Campus & Community

2002-03 undergraduate fees set

2 min read

Financial aid increased, reflecting commitment to need-blind policy

For the 2002-03 academic year, Harvard’s package of undergraduate tuition, room, board, and student fees will increase by 4.9 percent, to $35,950. Costs include: tuition, $24,630; room rate, $4,461; board, $4,041; health services fee, $1,020; and student services fee, $1,798.

Committed to the dual principles of need-blind admissions and need-based financial aid, Jeremy R. Knowles, Dean of the Faculty of Arts and Sciences, also announced a 6.4 percent increase to the scholarship budget for next year, an amount that is once again higher than the overall percentage increase in costs. For the 2002-03 year, Harvard will devote nearly $68 million to its need-based scholarship program, and award an average grant of over $22,000 to nearly half of its 6,500 undergraduates. Over the past four years, Harvard College has increased its annual scholarship program for undergraduates by over $22 million, representing a 54 percent increase in need-based grant assistance.

Students receiving financial aid can choose either to work during the year or to borrow to meet their “self-help” contribution.

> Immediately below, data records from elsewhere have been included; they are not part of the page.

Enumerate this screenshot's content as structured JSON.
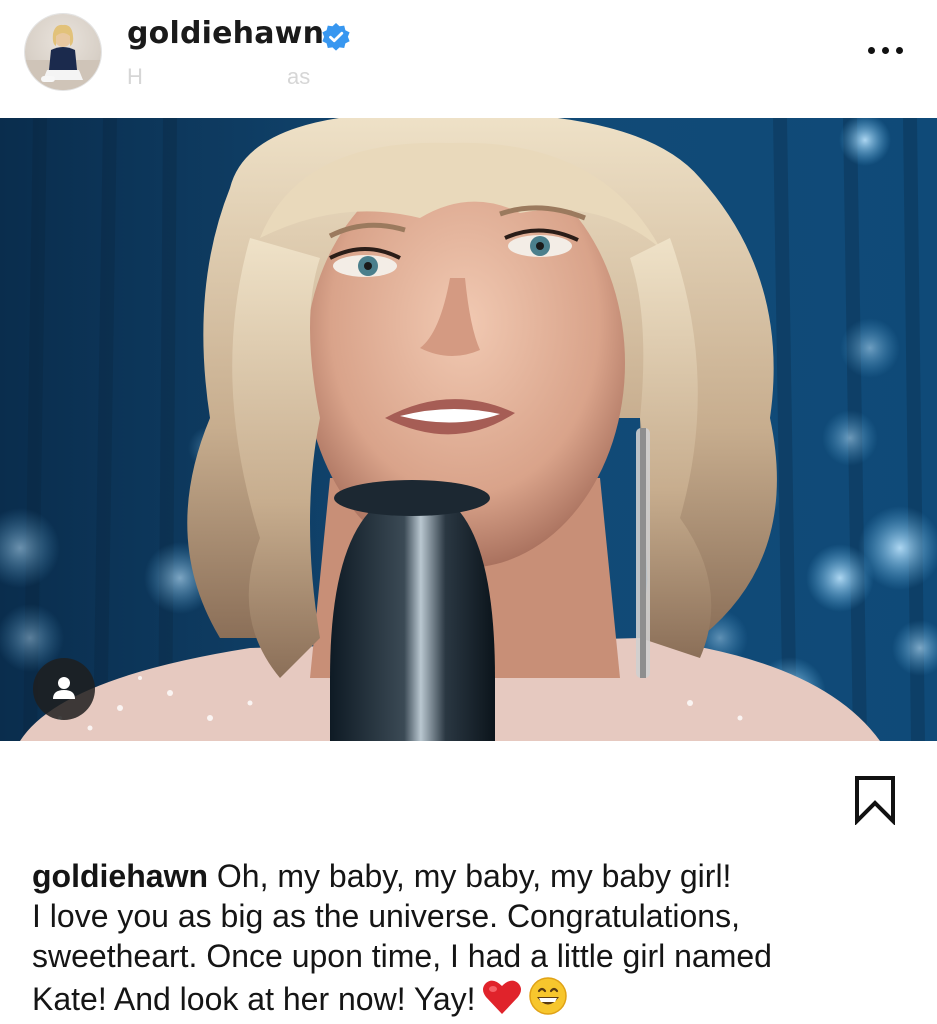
{
  "post": {
    "username": "goldiehawn",
    "verified": true,
    "subtitle_fragments": [
      "H",
      "as"
    ],
    "more_icon": "ellipsis-icon"
  },
  "photo": {
    "subject": "singer-at-microphone",
    "tag_icon": "person-icon"
  },
  "actions": {
    "bookmark_icon": "bookmark-icon"
  },
  "caption": {
    "username": "goldiehawn",
    "line1": " Oh, my baby, my baby, my baby girl!",
    "line2": "I love you as big as the universe. Congratulations,",
    "line3": "sweetheart. Once upon time, I had a little girl named",
    "line4": "Kate! And look at her now! Yay!",
    "emojis": [
      "red-heart",
      "grinning-face-with-smiling-eyes"
    ]
  },
  "colors": {
    "verified_blue": "#3897f0",
    "text": "#151515",
    "heart_red": "#e0232b",
    "emoji_yellow": "#f7c62d"
  }
}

This allows students to tailor their financial aid packages to their individual needs.

“Harvard is committed to the principle that all students have access to the whole range of academic and extracurricular opportunities while they are here, as well as to all the career options that await them upon graduation,” said Knowles. “While we believe that our undergraduates should share in the investment of their education, our financial aid program ensures that – no matter what their resources – all our students can embrace and enjoy the possibilities here, without carrying a significant burden of term-time work, or of debt after graduation.”

Campus student wage rates have increased for the 2002-03 year to between $7.90 and $10.25 an hour, so that a student working 12 hours a week can meet the whole student contribution of $3,250 through earnings. Alternatively, students choosing not to work during the year receive a low-interest loan offer for as much of this $3,250 as they need.

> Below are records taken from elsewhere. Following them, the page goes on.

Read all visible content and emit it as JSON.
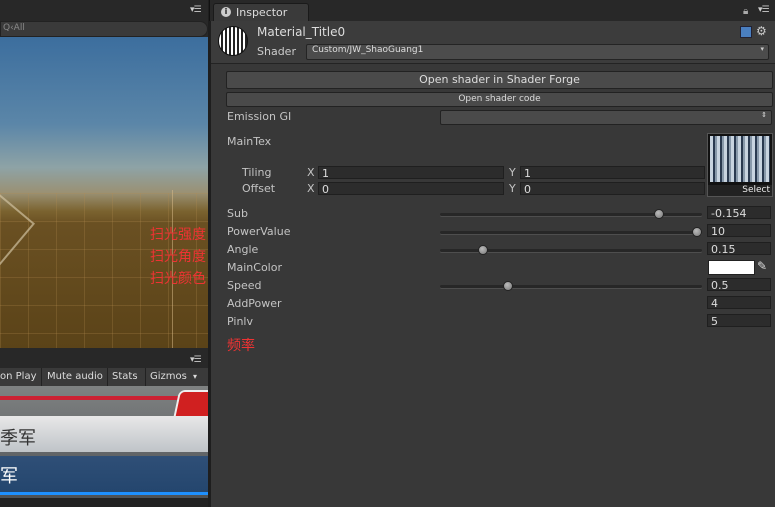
{
  "scene": {
    "search_placeholder": "Q‹All",
    "annotations": [
      "扫光强度",
      "扫光角度",
      "扫光颜色"
    ]
  },
  "game": {
    "toolbar": [
      "on Play",
      "Mute audio",
      "Stats",
      "Gizmos"
    ],
    "labels": [
      "季军",
      "军"
    ]
  },
  "inspector": {
    "tab_label": "Inspector",
    "material_title": "Material_Title0",
    "shader_label": "Shader",
    "shader_value": "Custom/JW_ShaoGuang1",
    "btn_open_forge": "Open shader in Shader Forge",
    "btn_open_code": "Open shader code",
    "emission_gi_label": "Emission GI",
    "maintex_label": "MainTex",
    "tiling_label": "Tiling",
    "offset_label": "Offset",
    "tiling_x": "1",
    "tiling_y": "1",
    "offset_x": "0",
    "offset_y": "0",
    "axis_x": "X",
    "axis_y": "Y",
    "tex_select": "Select",
    "props": [
      {
        "label": "Sub",
        "value": "-0.154",
        "slider": 0.85
      },
      {
        "label": "PowerValue",
        "value": "10",
        "slider": 1.0
      },
      {
        "label": "Angle",
        "value": "0.15",
        "slider": 0.15
      },
      {
        "label": "MainColor",
        "value": "",
        "color": "#ffffff"
      },
      {
        "label": "Speed",
        "value": "0.5",
        "slider": 0.25
      },
      {
        "label": "AddPower",
        "value": "4"
      },
      {
        "label": "Pinlv",
        "value": "5"
      }
    ],
    "annotation_freq": "频率"
  },
  "colors": {
    "annotation": "#e33333",
    "panel": "#383838"
  },
  "icons": [
    "search-icon",
    "info-icon",
    "lock-icon",
    "menu-icon",
    "book-icon",
    "gear-icon",
    "eyedropper-icon",
    "dropdown-arrow-icon"
  ]
}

Dean Knowles also announced an improvement in health benefits, and an increase in funding to cover annual travel allowances for international students with demonstrated need. Students studying abroad for credit will continue to receive full financial aid benefits during their time away from Cambridge, and funding for summer and academic year research opportunities at home and abroad will exceed $1 million in the 2002-03 academic year.